The following song, the eleven-minute ‘Ice’, gently sung by Liz Hysen (of Toronto sleep rock unit Picastro, whose cellist Nick Storring is also present on the album), offers a nice mixture of noisy trumpet work and more up-tempo feelings – all proportions kept of course. It’s the sort of thing a goldfish could almost wake up to. The mood is decidedly more intimate and jazzy on closing track ‘Lorelei/Common Tongue’, which has Los Angeles-based veteran Carla Bozulich (The Geraldine Fibbers, Evangelista) recite Baker’s lyrics over the kind of depressing soundscapes that would feel at home in a smoky Berlin hang-out in the wee hours of a rainy Saturday morning before the last punters leave the place misty-eyed and sore-throated. A fitting closure to the album, it makes the rest of the songs almost sound cheery in retrospect.

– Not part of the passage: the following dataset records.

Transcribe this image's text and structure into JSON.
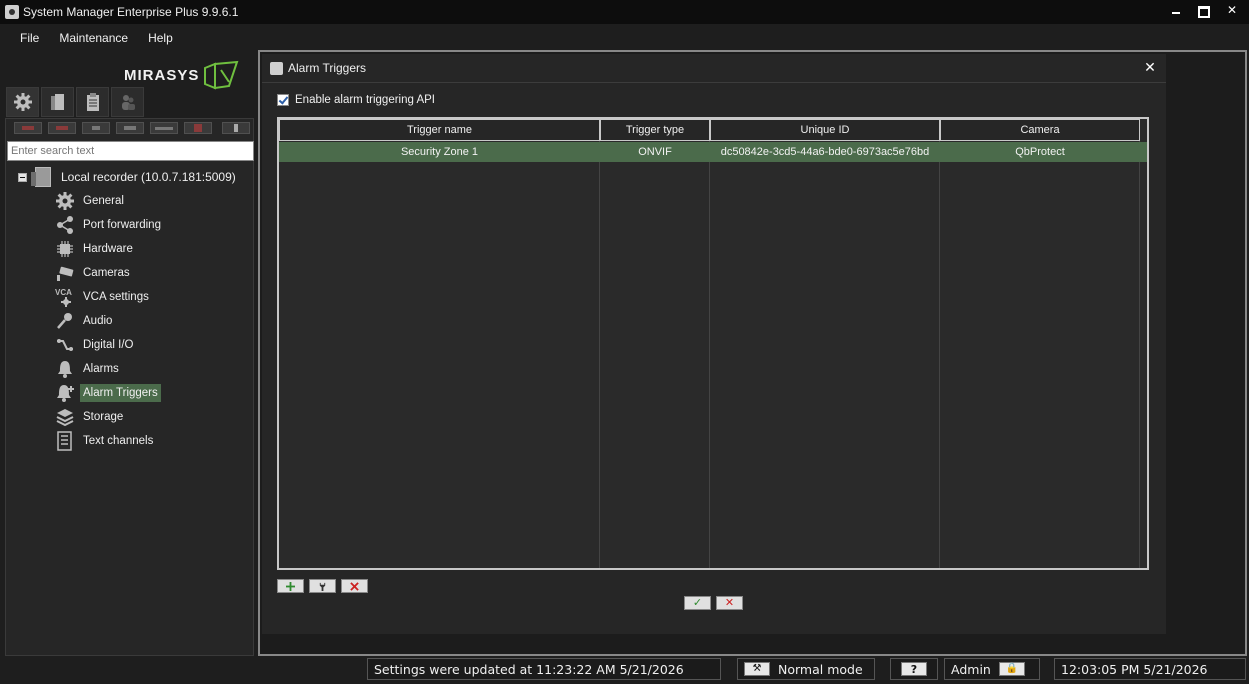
{
  "window": {
    "title": "System Manager Enterprise Plus 9.9.6.1"
  },
  "menu": {
    "items": [
      "File",
      "Maintenance",
      "Help"
    ]
  },
  "brand": {
    "logo_text": "MIRASYS",
    "accent": "#6fbf3f"
  },
  "left": {
    "tabs": [
      "settings-gear",
      "recorder",
      "clipboard",
      "users"
    ],
    "search_placeholder": "Enter search text",
    "root": "Local recorder (10.0.7.181:5009)",
    "items": [
      {
        "label": "General",
        "icon": "gear-icon"
      },
      {
        "label": "Port forwarding",
        "icon": "share-icon"
      },
      {
        "label": "Hardware",
        "icon": "chip-icon"
      },
      {
        "label": "Cameras",
        "icon": "camera-icon"
      },
      {
        "label": "VCA settings",
        "icon": "vca-icon"
      },
      {
        "label": "Audio",
        "icon": "microphone-icon"
      },
      {
        "label": "Digital I/O",
        "icon": "digital-io-icon"
      },
      {
        "label": "Alarms",
        "icon": "bell-icon"
      },
      {
        "label": "Alarm Triggers",
        "icon": "bell-plus-icon"
      },
      {
        "label": "Storage",
        "icon": "layers-icon"
      },
      {
        "label": "Text channels",
        "icon": "list-icon"
      }
    ],
    "selected": "Alarm Triggers"
  },
  "dialog": {
    "title": "Alarm Triggers",
    "enable_label": "Enable alarm triggering API",
    "enable_checked": true,
    "columns": [
      "Trigger name",
      "Trigger type",
      "Unique ID",
      "Camera"
    ],
    "rows": [
      {
        "name": "Security Zone 1",
        "type": "ONVIF",
        "id": "dc50842e-3cd5-44a6-bde0-6973ac5e76bd",
        "camera": "QbProtect"
      }
    ],
    "selected_color": "#4b6b4b"
  },
  "status": {
    "message": "Settings were updated at 11:23:22 AM 5/21/2026",
    "mode": "Normal mode",
    "help": "?",
    "user": "Admin",
    "clock": "12:03:05 PM 5/21/2026"
  }
}
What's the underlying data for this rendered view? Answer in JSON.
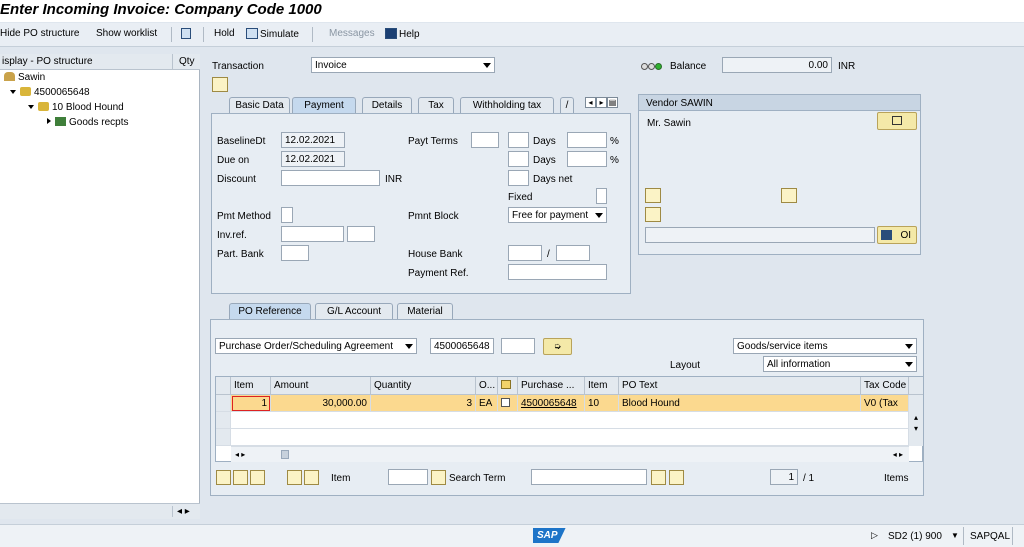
{
  "title": "Enter Incoming Invoice: Company Code 1000",
  "toolbar": {
    "hide_po": "Hide PO structure",
    "show_worklist": "Show worklist",
    "hold": "Hold",
    "simulate": "Simulate",
    "messages": "Messages",
    "help": "Help"
  },
  "tree": {
    "col1": "isplay - PO structure",
    "col2": "Qty",
    "vendor": "Sawin",
    "po": "4500065648",
    "item": "10 Blood Hound",
    "goods": "Goods recpts"
  },
  "header": {
    "transaction_label": "Transaction",
    "transaction_value": "Invoice",
    "balance_label": "Balance",
    "balance_value": "0.00",
    "balance_currency": "INR"
  },
  "tabs": [
    "Basic Data",
    "Payment",
    "Details",
    "Tax",
    "Withholding tax",
    "/"
  ],
  "payment": {
    "baseline_label": "BaselineDt",
    "baseline_value": "12.02.2021",
    "due_label": "Due on",
    "due_value": "12.02.2021",
    "discount_label": "Discount",
    "discount_currency": "INR",
    "pmt_method_label": "Pmt Method",
    "inv_ref_label": "Inv.ref.",
    "part_bank_label": "Part. Bank",
    "payt_terms_label": "Payt Terms",
    "days1": "Days",
    "days2": "Days",
    "days_net": "Days net",
    "pct1": "%",
    "pct2": "%",
    "fixed_label": "Fixed",
    "pmnt_block_label": "Pmnt Block",
    "pmnt_block_value": "Free for payment",
    "house_bank_label": "House Bank",
    "house_bank_sep": "/",
    "payment_ref_label": "Payment Ref."
  },
  "vendor": {
    "title": "Vendor SAWIN",
    "name": "Mr. Sawin",
    "oi_label": "OI"
  },
  "po_tabs": [
    "PO Reference",
    "G/L Account",
    "Material"
  ],
  "po_ref": {
    "doc_type": "Purchase Order/Scheduling Agreement",
    "doc_number": "4500065648",
    "items_select": "Goods/service items",
    "layout_label": "Layout",
    "layout_value": "All information"
  },
  "grid": {
    "headers": [
      "Item",
      "Amount",
      "Quantity",
      "O...",
      "",
      "Purchase ...",
      "Item",
      "PO Text",
      "Tax Code"
    ],
    "rows": [
      [
        "1",
        "30,000.00",
        "3",
        "EA",
        "",
        "4500065648",
        "10",
        "Blood Hound",
        "V0 (Tax"
      ]
    ]
  },
  "bottom": {
    "item_label": "Item",
    "search_label": "Search Term",
    "page_current": "1",
    "page_total": "/ 1",
    "items_label": "Items"
  },
  "status": {
    "system": "SD2 (1) 900",
    "server": "SAPQAL",
    "logo": "SAP"
  }
}
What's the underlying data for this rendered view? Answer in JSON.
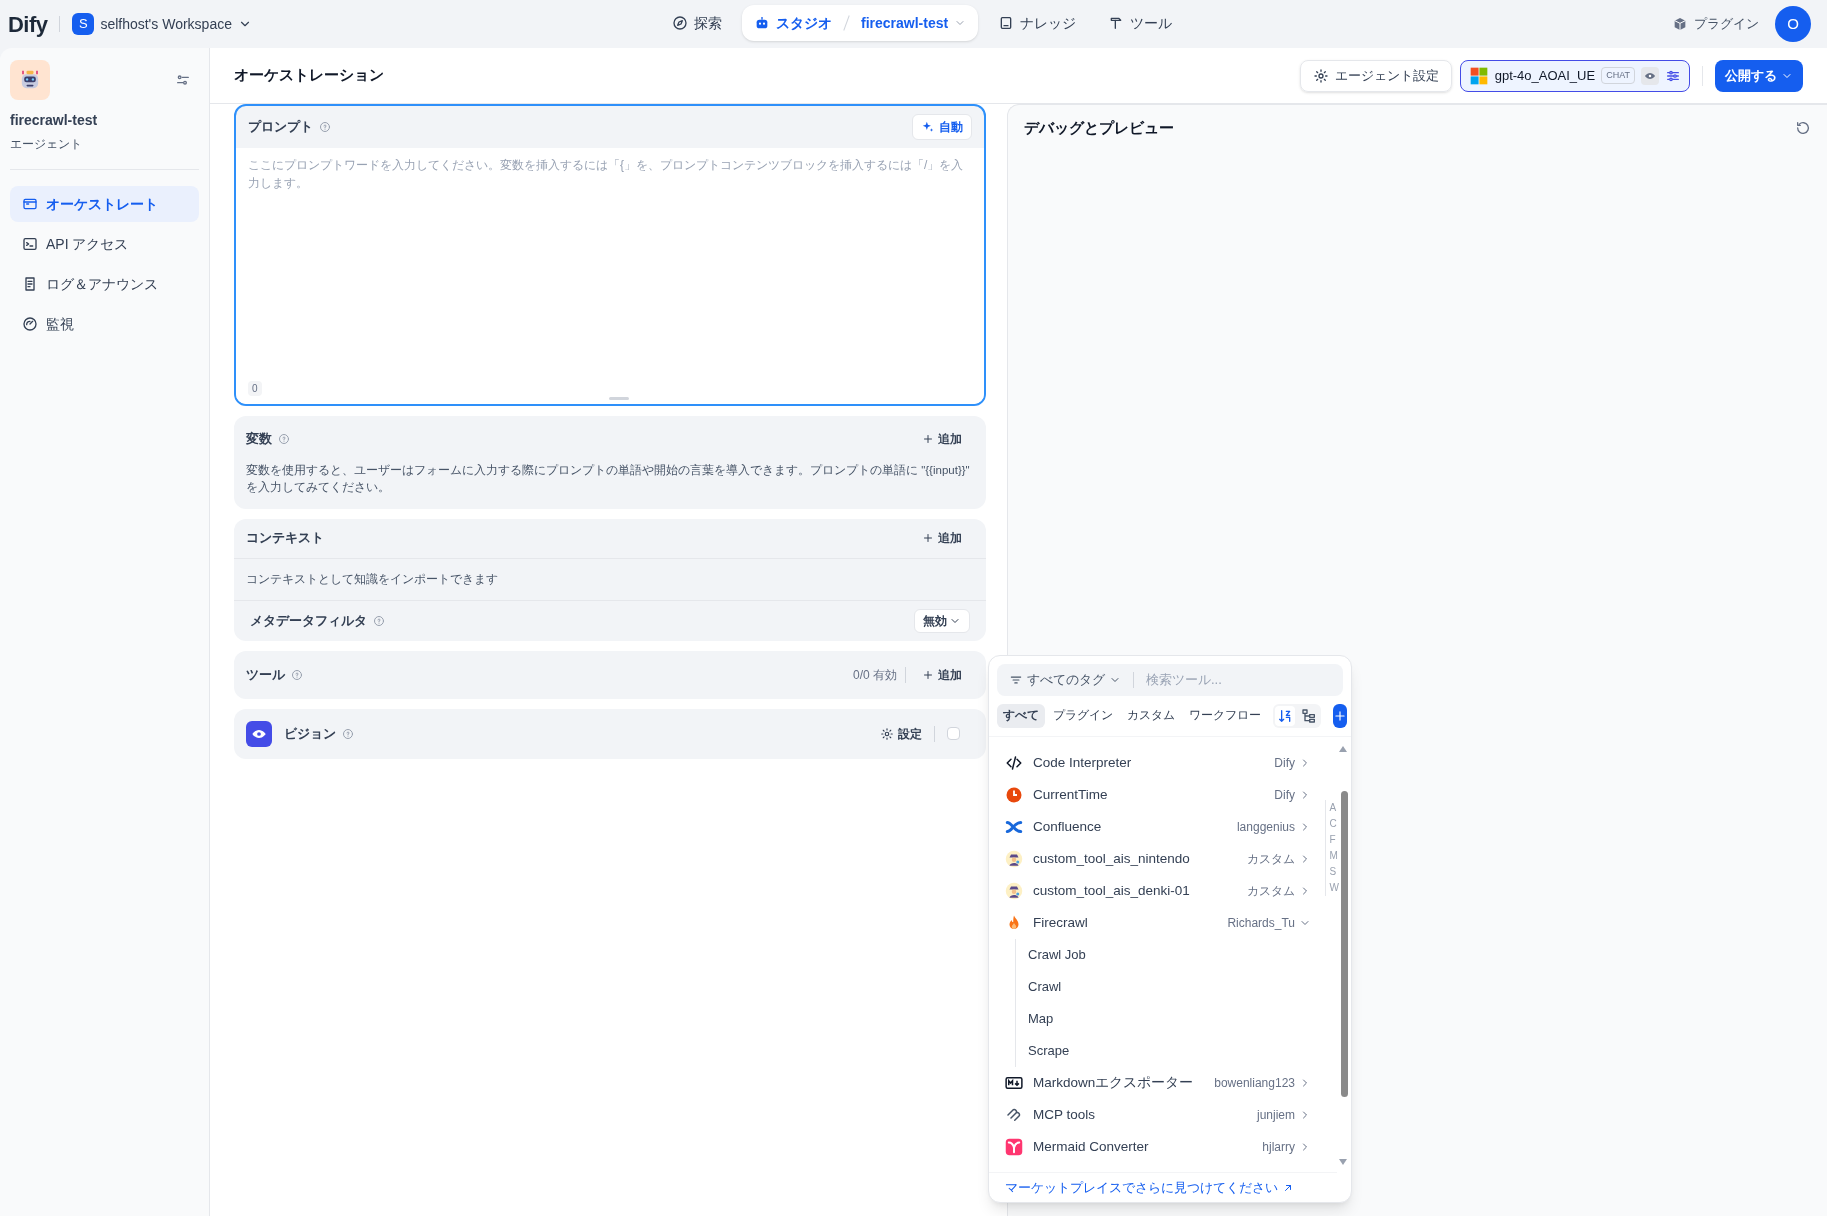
{
  "header": {
    "logo": "Dify",
    "workspace": {
      "initial": "S",
      "name": "selfhost's Workspace"
    },
    "nav": [
      {
        "label": "探索",
        "selected": false
      },
      {
        "label": "スタジオ",
        "selected": true,
        "app": "firecrawl-test"
      },
      {
        "label": "ナレッジ",
        "selected": false
      },
      {
        "label": "ツール",
        "selected": false
      }
    ],
    "plugins": "プラグイン",
    "avatar": "O"
  },
  "sidebar": {
    "app_name": "firecrawl-test",
    "app_type": "エージェント",
    "items": [
      {
        "label": "オーケストレート",
        "selected": true
      },
      {
        "label": "API アクセス",
        "selected": false
      },
      {
        "label": "ログ＆アナウンス",
        "selected": false
      },
      {
        "label": "監視",
        "selected": false
      }
    ]
  },
  "page_title": "オーケストレーション",
  "toolbar": {
    "agent_settings": "エージェント設定",
    "model": {
      "name": "gpt-4o_AOAI_UE",
      "badge": "CHAT"
    },
    "publish": "公開する"
  },
  "prompt": {
    "title": "プロンプト",
    "auto": "自動",
    "placeholder": "ここにプロンプトワードを入力してください。変数を挿入するには「{」を、プロンプトコンテンツブロックを挿入するには「/」を入力します。",
    "count": "0"
  },
  "variables": {
    "title": "変数",
    "add": "追加",
    "description": "変数を使用すると、ユーザーはフォームに入力する際にプロンプトの単語や開始の言葉を導入できます。プロンプトの単語に \"{{input}}\" を入力してみてください。"
  },
  "context": {
    "title": "コンテキスト",
    "add": "追加",
    "description": "コンテキストとして知識をインポートできます",
    "metadata_filter": {
      "label": "メタデータフィルタ",
      "value": "無効"
    }
  },
  "tools": {
    "title": "ツール",
    "count": "0/0 有効",
    "add": "追加"
  },
  "vision": {
    "title": "ビジョン",
    "settings": "設定",
    "checked": false
  },
  "debug": {
    "title": "デバッグとプレビュー"
  },
  "tool_picker": {
    "tag_filter": "すべてのタグ",
    "search_placeholder": "検索ツール...",
    "tabs": [
      {
        "label": "すべて",
        "selected": true
      },
      {
        "label": "プラグイン",
        "selected": false
      },
      {
        "label": "カスタム",
        "selected": false
      },
      {
        "label": "ワークフロー",
        "selected": false
      }
    ],
    "items": [
      {
        "name": "Code Interpreter",
        "source": "Dify",
        "expanded": false
      },
      {
        "name": "CurrentTime",
        "source": "Dify",
        "expanded": false
      },
      {
        "name": "Confluence",
        "source": "langgenius",
        "expanded": false
      },
      {
        "name": "custom_tool_ais_nintendo",
        "source": "カスタム",
        "expanded": false
      },
      {
        "name": "custom_tool_ais_denki-01",
        "source": "カスタム",
        "expanded": false
      },
      {
        "name": "Firecrawl",
        "source": "Richards_Tu",
        "expanded": true,
        "children": [
          "Crawl Job",
          "Crawl",
          "Map",
          "Scrape"
        ]
      },
      {
        "name": "Markdownエクスポーター",
        "source": "bowenliang123",
        "expanded": false
      },
      {
        "name": "MCP tools",
        "source": "junjiem",
        "expanded": false
      },
      {
        "name": "Mermaid Converter",
        "source": "hjlarry",
        "expanded": false
      }
    ],
    "index": [
      "A",
      "C",
      "F",
      "M",
      "S",
      "W"
    ],
    "marketplace_link": "マーケットプレイスでさらに見つけてください"
  }
}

All in all, ‘Already Drowning’ is a mature affair that showcases the well-trained professionalism and growing baggage of the Canadian exile without losing the sense of immediacy and freshness that most artists tend to squander sooner or later into their recording career. Whether people get it or not will wholly depend, I imagine, on whether the particular genres of music showcased here appeal to their audio taste buds and whether they are ready to stand the kind of hopelessly bleak melancholy which the album so proudly wears on its sleeve. As far as this writer is concerned, it was a typical case of very good indeed, just not my cup of tea.